*** Supplied information ***

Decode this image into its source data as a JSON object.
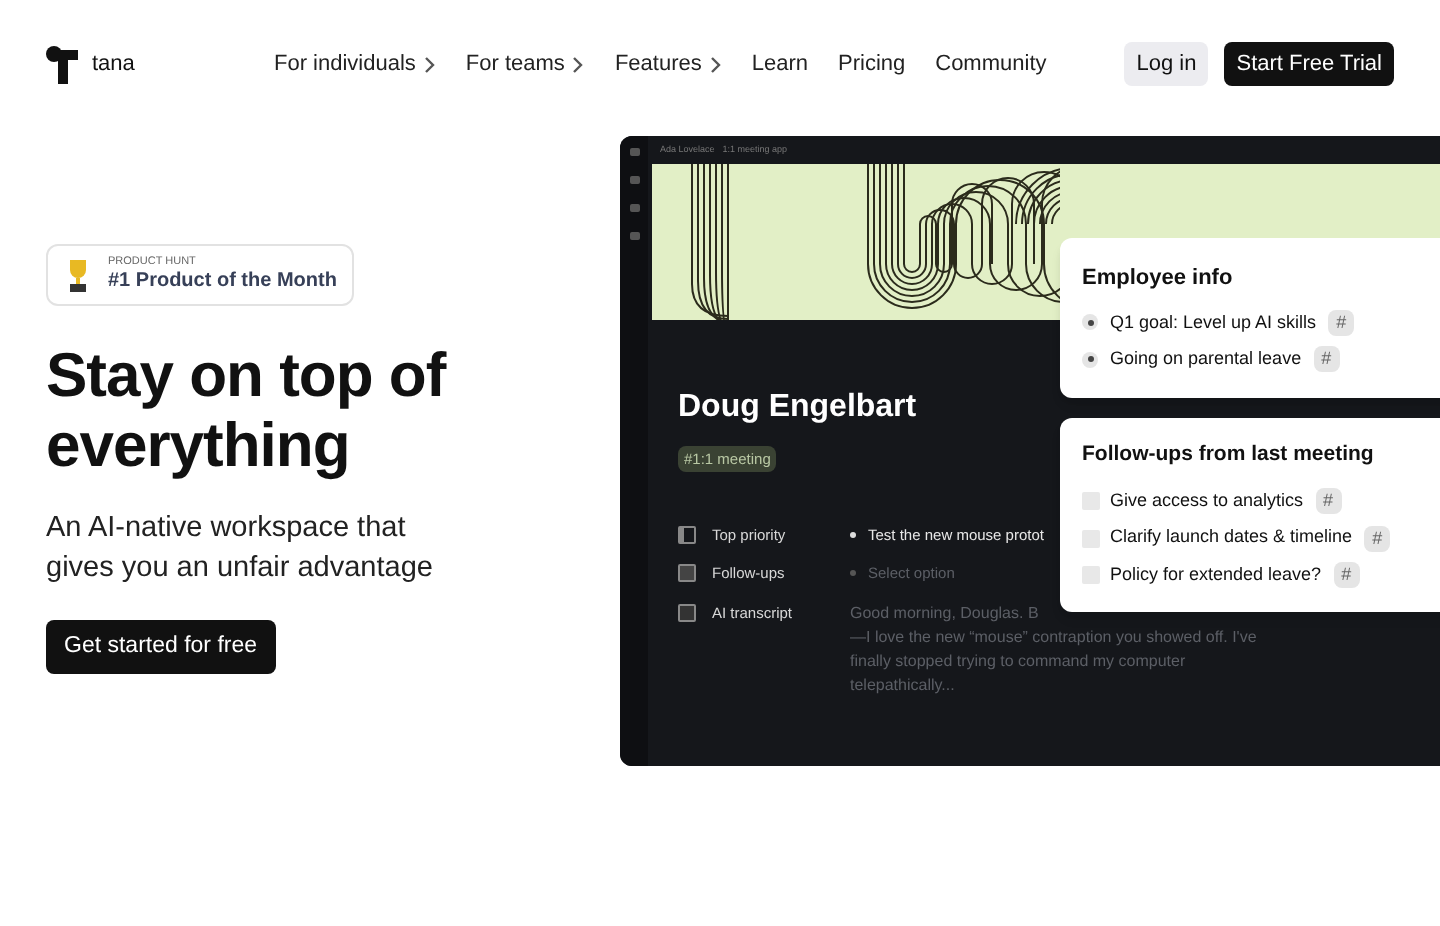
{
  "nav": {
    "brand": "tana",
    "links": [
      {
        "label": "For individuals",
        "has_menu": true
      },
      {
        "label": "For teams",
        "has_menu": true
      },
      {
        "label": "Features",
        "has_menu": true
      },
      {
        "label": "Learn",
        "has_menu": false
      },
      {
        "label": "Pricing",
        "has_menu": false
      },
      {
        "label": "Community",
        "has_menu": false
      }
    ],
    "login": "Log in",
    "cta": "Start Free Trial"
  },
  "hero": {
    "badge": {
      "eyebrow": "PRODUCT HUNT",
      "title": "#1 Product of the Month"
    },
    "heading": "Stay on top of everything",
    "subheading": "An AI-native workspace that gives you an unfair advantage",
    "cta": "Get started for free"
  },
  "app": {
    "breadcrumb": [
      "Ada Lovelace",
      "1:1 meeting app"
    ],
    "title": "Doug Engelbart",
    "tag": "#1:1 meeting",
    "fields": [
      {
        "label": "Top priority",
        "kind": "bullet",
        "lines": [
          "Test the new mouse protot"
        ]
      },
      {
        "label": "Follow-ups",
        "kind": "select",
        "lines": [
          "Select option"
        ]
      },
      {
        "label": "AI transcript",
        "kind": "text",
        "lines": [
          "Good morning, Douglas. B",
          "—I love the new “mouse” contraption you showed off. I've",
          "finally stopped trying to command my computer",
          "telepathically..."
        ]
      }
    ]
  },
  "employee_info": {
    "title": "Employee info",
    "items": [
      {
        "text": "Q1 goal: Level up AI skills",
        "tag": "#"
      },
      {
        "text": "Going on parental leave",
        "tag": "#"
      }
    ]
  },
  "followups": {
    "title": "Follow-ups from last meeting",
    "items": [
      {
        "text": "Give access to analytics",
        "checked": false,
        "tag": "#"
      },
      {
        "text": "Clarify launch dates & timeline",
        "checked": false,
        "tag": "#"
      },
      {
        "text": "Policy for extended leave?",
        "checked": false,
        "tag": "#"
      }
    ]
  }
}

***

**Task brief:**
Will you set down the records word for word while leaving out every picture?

**Response to this exercise:**
Decode this image into its source data as a JSON object.
{
  "nav": {
    "brand": "tana",
    "links": [
      {
        "label": "For individuals",
        "has_menu": true
      },
      {
        "label": "For teams",
        "has_menu": true
      },
      {
        "label": "Features",
        "has_menu": true
      },
      {
        "label": "Learn",
        "has_menu": false
      },
      {
        "label": "Pricing",
        "has_menu": false
      },
      {
        "label": "Community",
        "has_menu": false
      }
    ],
    "login": "Log in",
    "cta": "Start Free Trial"
  },
  "hero": {
    "badge": {
      "eyebrow": "PRODUCT HUNT",
      "title": "#1 Product of the Month"
    },
    "heading": "Stay on top of everything",
    "subheading": "An AI-native workspace that gives you an unfair advantage",
    "cta": "Get started for free"
  },
  "app": {
    "breadcrumb": [
      "Ada Lovelace",
      "1:1 meeting app"
    ],
    "title": "Doug Engelbart",
    "tag": "#1:1 meeting",
    "fields": [
      {
        "label": "Top priority",
        "kind": "bullet",
        "lines": [
          "Test the new mouse protot"
        ]
      },
      {
        "label": "Follow-ups",
        "kind": "select",
        "lines": [
          "Select option"
        ]
      },
      {
        "label": "AI transcript",
        "kind": "text",
        "lines": [
          "Good morning, Douglas. B",
          "—I love the new “mouse” contraption you showed off. I've",
          "finally stopped trying to command my computer",
          "telepathically..."
        ]
      }
    ]
  },
  "employee_info": {
    "title": "Employee info",
    "items": [
      {
        "text": "Q1 goal: Level up AI skills",
        "tag": "#"
      },
      {
        "text": "Going on parental leave",
        "tag": "#"
      }
    ]
  },
  "followups": {
    "title": "Follow-ups from last meeting",
    "items": [
      {
        "text": "Give access to analytics",
        "checked": false,
        "tag": "#"
      },
      {
        "text": "Clarify launch dates & timeline",
        "checked": false,
        "tag": "#"
      },
      {
        "text": "Policy for extended leave?",
        "checked": false,
        "tag": "#"
      }
    ]
  }
}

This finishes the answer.